There was also a strategic shift in the media plan, devised and implemented by Brainchild Communications; the ATL:BTL split for Tarang currently stands at 65:35, while the ratio was reversed for the elaichi variant (ATL:BTL split is 40:60). According to Ali, whenever Engro Foods launches a new brand, the initial focus is on BTL in the form of wet sampling and experiential marketing, to get people to try out the product. This holds true for Tarang Elaichi, and the BTL activities – designed and executed by Bulls’ Eye Communication – are expected to start off from Karachi and move towards the central and then the northern regions. In addition to the sampling activities, door to door sampling is also being carried out in areas where women typically do not visit markets to purchase brands themselves.
ATL activities have been limited to a TVC, out-of-home (OOH) advertising and radio spots. A print campaign for the extension has not been implemented. Shaikh and Ali were unanimous in their opinion that “given the media consumption and lifestyle of our target audience (characterised by low literacy rates and limited newspaper and magazine reading habits), the elaichi variant does not merit print advertising. Trade activation and POS displays at the small kiryana stores influence our customers’ purchase and consumption more, moving us closer to our brand vision that Tarang should whiten every cup of tea in Pakistan.”

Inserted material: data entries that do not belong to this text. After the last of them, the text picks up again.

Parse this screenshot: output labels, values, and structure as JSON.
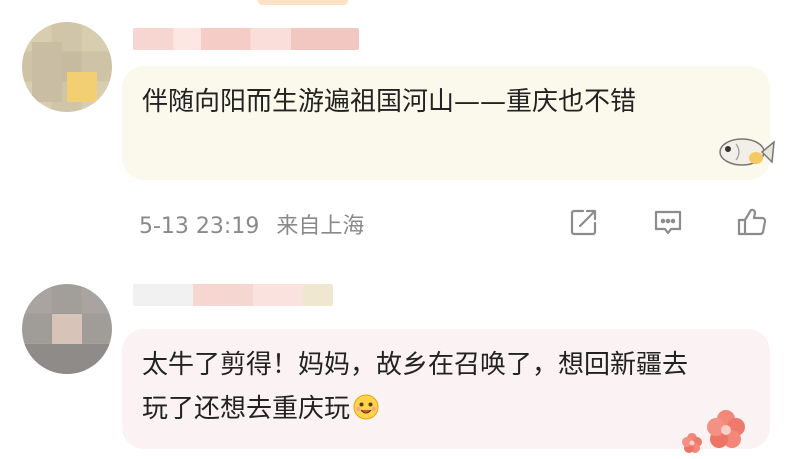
{
  "comments": [
    {
      "text": "伴随向阳而生游遍祖国河山——重庆也不错",
      "date": "5-13 23:19",
      "location": "来自上海",
      "bubble_color": "#fbf9ec",
      "sticker": "fish-sticker"
    },
    {
      "text": "太牛了剪得！妈妈，故乡在召唤了，想回新疆去玩了还想去重庆玩",
      "bubble_color": "#fbf2f3",
      "emoji": "happy-face-emoji",
      "sticker": "flower-sticker"
    }
  ],
  "icons": {
    "share": "share-icon",
    "comment": "comment-icon",
    "like": "thumbs-up-icon"
  },
  "colors": {
    "meta_text": "#8a8a8a",
    "icon_stroke": "#8c8c8c"
  }
}
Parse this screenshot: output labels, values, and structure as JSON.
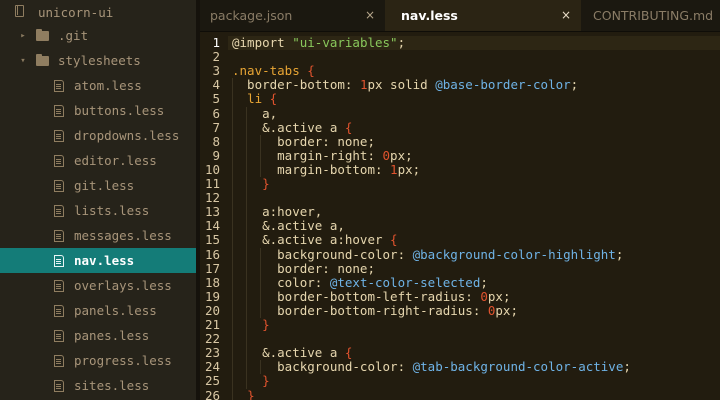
{
  "sidebar": {
    "root": "unicorn-ui",
    "items": [
      {
        "label": ".git",
        "kind": "folder",
        "expanded": false,
        "depth": 1
      },
      {
        "label": "stylesheets",
        "kind": "folder",
        "expanded": true,
        "depth": 1
      },
      {
        "label": "atom.less",
        "kind": "file",
        "depth": 2
      },
      {
        "label": "buttons.less",
        "kind": "file",
        "depth": 2
      },
      {
        "label": "dropdowns.less",
        "kind": "file",
        "depth": 2
      },
      {
        "label": "editor.less",
        "kind": "file",
        "depth": 2
      },
      {
        "label": "git.less",
        "kind": "file",
        "depth": 2
      },
      {
        "label": "lists.less",
        "kind": "file",
        "depth": 2
      },
      {
        "label": "messages.less",
        "kind": "file",
        "depth": 2
      },
      {
        "label": "nav.less",
        "kind": "file",
        "depth": 2,
        "selected": true
      },
      {
        "label": "overlays.less",
        "kind": "file",
        "depth": 2
      },
      {
        "label": "panels.less",
        "kind": "file",
        "depth": 2
      },
      {
        "label": "panes.less",
        "kind": "file",
        "depth": 2
      },
      {
        "label": "progress.less",
        "kind": "file",
        "depth": 2
      },
      {
        "label": "sites.less",
        "kind": "file",
        "depth": 2
      }
    ],
    "selected_color": "#147c78"
  },
  "tabs": [
    {
      "label": "package.json",
      "active": false,
      "close": "×"
    },
    {
      "label": "nav.less",
      "active": true,
      "close": "×"
    },
    {
      "label": "CONTRIBUTING.md",
      "active": false,
      "close": ""
    }
  ],
  "editor": {
    "line_numbers": [
      "1",
      "2",
      "3",
      "4",
      "5",
      "6",
      "7",
      "8",
      "9",
      "10",
      "11",
      "12",
      "13",
      "14",
      "15",
      "16",
      "17",
      "18",
      "19",
      "20",
      "21",
      "22",
      "23",
      "24",
      "25",
      "26"
    ],
    "lines": [
      [
        [
          "t-at",
          "@import "
        ],
        [
          "t-str",
          "\"ui-variables\""
        ],
        [
          "t-plain",
          ";"
        ]
      ],
      [],
      [
        [
          "t-sel",
          ".nav-tabs"
        ],
        [
          "t-plain",
          " "
        ],
        [
          "t-brace",
          "{"
        ]
      ],
      [
        [
          "t-plain",
          "  border-bottom: "
        ],
        [
          "t-num",
          "1"
        ],
        [
          "t-plain",
          "px solid "
        ],
        [
          "t-var",
          "@base-border-color"
        ],
        [
          "t-plain",
          ";"
        ]
      ],
      [
        [
          "t-plain",
          "  "
        ],
        [
          "t-sel",
          "li"
        ],
        [
          "t-plain",
          " "
        ],
        [
          "t-brace",
          "{"
        ]
      ],
      [
        [
          "t-plain",
          "    a,"
        ]
      ],
      [
        [
          "t-plain",
          "    &.active a "
        ],
        [
          "t-brace",
          "{"
        ]
      ],
      [
        [
          "t-plain",
          "      border: none;"
        ]
      ],
      [
        [
          "t-plain",
          "      margin-right: "
        ],
        [
          "t-num",
          "0"
        ],
        [
          "t-plain",
          "px;"
        ]
      ],
      [
        [
          "t-plain",
          "      margin-bottom: "
        ],
        [
          "t-num",
          "1"
        ],
        [
          "t-plain",
          "px;"
        ]
      ],
      [
        [
          "t-plain",
          "    "
        ],
        [
          "t-brace",
          "}"
        ]
      ],
      [],
      [
        [
          "t-plain",
          "    a:hover,"
        ]
      ],
      [
        [
          "t-plain",
          "    &.active a,"
        ]
      ],
      [
        [
          "t-plain",
          "    &.active a:hover "
        ],
        [
          "t-brace",
          "{"
        ]
      ],
      [
        [
          "t-plain",
          "      background-color: "
        ],
        [
          "t-var",
          "@background-color-highlight"
        ],
        [
          "t-plain",
          ";"
        ]
      ],
      [
        [
          "t-plain",
          "      border: none;"
        ]
      ],
      [
        [
          "t-plain",
          "      color: "
        ],
        [
          "t-var",
          "@text-color-selected"
        ],
        [
          "t-plain",
          ";"
        ]
      ],
      [
        [
          "t-plain",
          "      border-bottom-left-radius: "
        ],
        [
          "t-num",
          "0"
        ],
        [
          "t-plain",
          "px;"
        ]
      ],
      [
        [
          "t-plain",
          "      border-bottom-right-radius: "
        ],
        [
          "t-num",
          "0"
        ],
        [
          "t-plain",
          "px;"
        ]
      ],
      [
        [
          "t-plain",
          "    "
        ],
        [
          "t-brace",
          "}"
        ]
      ],
      [],
      [
        [
          "t-plain",
          "    &.active a "
        ],
        [
          "t-brace",
          "{"
        ]
      ],
      [
        [
          "t-plain",
          "      background-color: "
        ],
        [
          "t-var",
          "@tab-background-color-active"
        ],
        [
          "t-plain",
          ";"
        ]
      ],
      [
        [
          "t-plain",
          "    "
        ],
        [
          "t-brace",
          "}"
        ]
      ],
      [
        [
          "t-plain",
          "  "
        ],
        [
          "t-brace",
          "}"
        ]
      ]
    ]
  }
}
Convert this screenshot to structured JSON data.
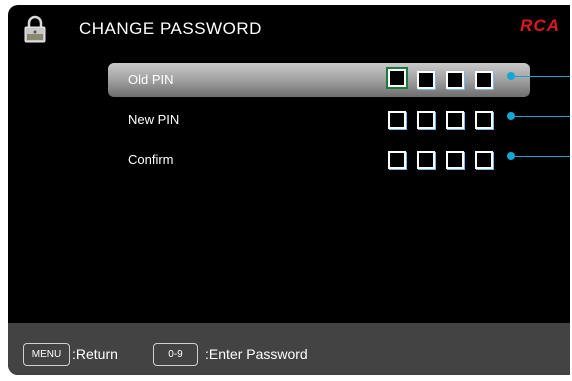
{
  "header": {
    "title": "CHANGE PASSWORD",
    "brand": "RCA",
    "icon": "lock-icon"
  },
  "form": {
    "rows": [
      {
        "label": "Old PIN",
        "selected": true,
        "filled_digits": 0
      },
      {
        "label": "New PIN",
        "selected": false,
        "filled_digits": 0
      },
      {
        "label": "Confirm",
        "selected": false,
        "filled_digits": 0
      }
    ]
  },
  "footer": {
    "menu_key": "MENU",
    "menu_action": ":Return",
    "digits_key": "0-9",
    "digits_action": ":Enter Password"
  },
  "colors": {
    "background": "#000000",
    "accent": "#15a6d6",
    "brand": "#d81920",
    "footer": "#434343",
    "focus": "#1e7a3c"
  }
}
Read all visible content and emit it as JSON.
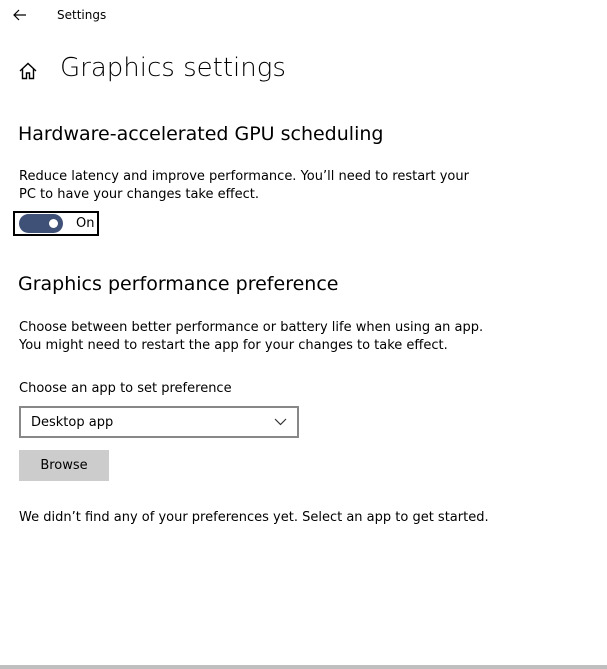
{
  "window": {
    "title": "Settings"
  },
  "page": {
    "title": "Graphics settings"
  },
  "gpu_scheduling": {
    "title": "Hardware-accelerated GPU scheduling",
    "description_line1": "Reduce latency and improve performance. You’ll need to restart your",
    "description_line2": "PC to have your changes take effect.",
    "toggle_state": "On",
    "toggle_on": true,
    "toggle_color": "#3f5176"
  },
  "performance_preference": {
    "title": "Graphics performance preference",
    "description_line1": "Choose between better performance or battery life when using an app.",
    "description_line2": "You might need to restart the app for your changes to take effect.",
    "choose_label": "Choose an app to set preference",
    "dropdown_value": "Desktop app",
    "browse_label": "Browse",
    "empty_message": "We didn’t find any of your preferences yet. Select an app to get started."
  },
  "icons": {
    "back": "back-arrow-icon",
    "home": "home-icon",
    "dropdown": "chevron-down-icon"
  }
}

However, given that approximately 660 billion cups of tea are made in Pakistan annually, and that Tarang is used in only nine million cups (although the brand’s usage is higher than that of competing brands), there is still a long way to go before the brand team is able to realise its mission.
Looking to the future, Ali says that “cost pressures and taxation on the milk industry are the main challenges as we will be forced to drive up prices thus eroding Tarang’s cost advantage in the category. Given that the majority of Tarang consumers are daily wage earners we have to ensure daily brand availability. Our sales teams will need to keep making regular shop calls to prevent stock running out if we want to replicate Tarang’s success for its line extension as well.”